I first heard of Offshore through one of the many other podcasts I listen to during the day. The podcast description hinted at impacts of colonization and identity—concepts that for the last six months, I have been wrapping my head around in regards to research I’ve been doing on the Philippine-American War.
Offshore’s host, Jessica Terrell, reports on rarely seen stories from Hawaii—the ones tourists never hear about. The first season premiered in October of 2016 and examines the killing of native Hawaiian, Kollin Elderts in 2011 by Christopher Deedy. Deedy, an off-duty federal agent was in Hawaii to work security for the Asian-Pacific Economic Cooperation conference. Having arrived in Hawaii only a few hours earlier, Deedy spent his time drinking with friends before eventually confronting and shooting Elderts in a Waikiki McDonald’s.
This deadly use of force by a white mainlander against a native Hawaiian is mirrored in the accompanying story of a crime that affected the islands in the 1930’s when rich American socialite, Thalia Massie (with familial ties to the Roosevelts and Alexander Graham Bell) falsely accused a group of Native Hawaiian men of rape. The charges could not be proved and the case fell apart. An independent Pinkerton investigation into the alleged rape found that there was no possible way for the the men Thalia accused to have committed the crime. This, however, did not stop Thalia’s husband, a naval officer and her mother from arranging the kidnapping and murder of one of the accused men. They were caught trying to dispose of the body and arrested. What followed was a outpouring of sympathy from American politicians and journalists for the killers. An except from a Hearst editorial piece described Hawaii as a place where “the roads go through jungles, and in those remote places bands of degenerate natives lie in wait for white women driving by.” Cries for martial law exploded in the streets of the US with a public demand to send a battleship to Hawaii and forcibly rescue the arrested Americans. Those involved with the kidnapping and murder were eventually convicted of manslaughter and sentenced to one hour. ONE HOUR for kidnapping and murder.
Fast forward to present day and Christopher Deedy has served no time for shooting and killing Elderts in 2011. Two trials resulted in a hung jury and an acquittal. As of Feb. 2017 the Hawaii Supreme Court is considering a third trial focusing on manslaughter charges. There is no doubt that this case has kicked up long standing ethic tensions between the mainland US and native Hawaiians concerning racial profiling, the use of force and the grassroots movement for Hawaiian sovereignty.
For those unfamiliar with the history of how Hawaii became a US territory… In 1893, an American minister from United Church of Christ conspired with a small group of American businessmen, to overthrow the Hawaiian monarchy.
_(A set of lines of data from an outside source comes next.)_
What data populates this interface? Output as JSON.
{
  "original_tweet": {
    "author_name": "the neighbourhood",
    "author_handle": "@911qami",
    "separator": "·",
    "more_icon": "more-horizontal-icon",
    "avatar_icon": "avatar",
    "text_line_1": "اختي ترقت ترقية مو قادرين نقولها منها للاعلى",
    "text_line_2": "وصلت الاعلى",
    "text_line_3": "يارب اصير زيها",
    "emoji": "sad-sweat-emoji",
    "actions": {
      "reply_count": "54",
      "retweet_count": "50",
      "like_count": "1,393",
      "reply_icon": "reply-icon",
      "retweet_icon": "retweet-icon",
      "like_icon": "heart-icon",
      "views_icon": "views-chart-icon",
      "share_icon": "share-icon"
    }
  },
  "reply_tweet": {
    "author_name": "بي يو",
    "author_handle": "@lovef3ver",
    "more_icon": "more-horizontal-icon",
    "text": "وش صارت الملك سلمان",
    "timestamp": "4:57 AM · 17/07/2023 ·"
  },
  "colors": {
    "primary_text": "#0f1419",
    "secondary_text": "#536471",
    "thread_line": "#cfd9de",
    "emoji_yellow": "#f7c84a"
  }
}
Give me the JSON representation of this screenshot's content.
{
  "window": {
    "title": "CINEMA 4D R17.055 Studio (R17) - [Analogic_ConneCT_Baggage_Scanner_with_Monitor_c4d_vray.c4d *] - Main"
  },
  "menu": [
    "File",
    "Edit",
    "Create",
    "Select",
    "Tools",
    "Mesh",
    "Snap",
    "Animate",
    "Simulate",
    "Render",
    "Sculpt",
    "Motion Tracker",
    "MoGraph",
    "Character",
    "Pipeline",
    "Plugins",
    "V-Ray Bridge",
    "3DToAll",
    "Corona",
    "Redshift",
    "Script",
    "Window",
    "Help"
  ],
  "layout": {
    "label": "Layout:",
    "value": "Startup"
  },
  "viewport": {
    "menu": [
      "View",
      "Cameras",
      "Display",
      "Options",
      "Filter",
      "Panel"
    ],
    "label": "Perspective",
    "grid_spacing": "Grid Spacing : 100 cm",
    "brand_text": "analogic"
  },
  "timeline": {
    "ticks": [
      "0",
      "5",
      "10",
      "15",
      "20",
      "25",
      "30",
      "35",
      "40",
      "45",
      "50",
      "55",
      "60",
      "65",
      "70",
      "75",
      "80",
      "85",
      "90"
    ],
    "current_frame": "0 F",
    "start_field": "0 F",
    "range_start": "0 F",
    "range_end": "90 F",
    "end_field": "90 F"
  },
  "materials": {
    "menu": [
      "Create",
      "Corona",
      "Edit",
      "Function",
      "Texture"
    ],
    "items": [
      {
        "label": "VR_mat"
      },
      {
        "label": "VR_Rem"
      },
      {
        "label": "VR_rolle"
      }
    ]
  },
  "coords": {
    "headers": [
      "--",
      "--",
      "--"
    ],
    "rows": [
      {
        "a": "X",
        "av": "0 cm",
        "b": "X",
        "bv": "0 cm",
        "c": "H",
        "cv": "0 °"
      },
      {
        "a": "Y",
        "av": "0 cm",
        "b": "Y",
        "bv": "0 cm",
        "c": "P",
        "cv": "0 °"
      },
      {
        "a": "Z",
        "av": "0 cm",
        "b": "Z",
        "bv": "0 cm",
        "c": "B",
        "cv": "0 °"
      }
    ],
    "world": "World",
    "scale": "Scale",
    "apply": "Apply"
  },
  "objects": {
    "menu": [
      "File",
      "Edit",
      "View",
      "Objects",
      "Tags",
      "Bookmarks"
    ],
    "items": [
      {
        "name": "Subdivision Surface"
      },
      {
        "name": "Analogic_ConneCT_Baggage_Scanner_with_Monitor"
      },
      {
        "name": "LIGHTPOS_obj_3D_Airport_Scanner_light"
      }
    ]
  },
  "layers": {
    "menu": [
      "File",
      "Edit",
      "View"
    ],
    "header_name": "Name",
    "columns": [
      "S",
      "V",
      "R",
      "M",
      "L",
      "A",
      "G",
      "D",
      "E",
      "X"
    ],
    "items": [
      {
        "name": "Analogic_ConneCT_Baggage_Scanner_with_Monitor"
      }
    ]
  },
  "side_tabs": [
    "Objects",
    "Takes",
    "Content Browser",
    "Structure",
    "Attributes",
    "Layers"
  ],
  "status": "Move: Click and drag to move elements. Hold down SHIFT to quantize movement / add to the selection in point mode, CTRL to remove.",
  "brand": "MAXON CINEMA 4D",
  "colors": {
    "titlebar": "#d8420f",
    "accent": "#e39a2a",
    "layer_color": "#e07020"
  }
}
Backed by US naval forces, they threatened violence unless Queen Liliuokalani yielded her authority to the US. In one of the episodes, host, Jessica Terrell, asks Hawaiian sovereignty activist, Brandon Makaawaawa, to speak on this historical event that created a deep rooted cultural PTSD among the native Hawaiians that still exists today.
Jessica Terrell: I can just see one of the automatic responses being “Its been 123 years now. Is it time to just get over it?” What is your response to that or how do you see the cultural PTSD being part of your life today?
Brandon Makaawaawa: Building a bridge and getting over it is easy if that bridge is there. We don’t see that bridge. Even at the signing of the Apology Bill in 1993 where America admitted to the crime and promised reconciliation. That reconciliation has never come for our people…
Jessica Terrell: Do you also think that’s what’s going on, not only in Hawaii, but in America in general with the policing of African Americans? Is it that we have never come to grips with our legacy?
Brandon Makaawaawa: Yes, with slavery. Yes. With being built on the colonization of Non-European people—that has never been addressed—the genocide of indigenous people… There’s an elitist type of “get over it” to all of us that we cannot fathom because we never got to grieve the death of our community by the hands of these guys who are telling us to get over it.
I found Offshore compelling and engaging with interviews and even a town hall episode that brings in locals to discuss race relations. Season two has already started and covers the standoff between Native Hawaiians and astronomers who want to build a telescope on top of the sacred mountain, Mauna Kea. If you’re looking to learn more about Hawaii than what’s generally offered from Hollywood or in tourist brochures, give a listen to Offshore on your next commute!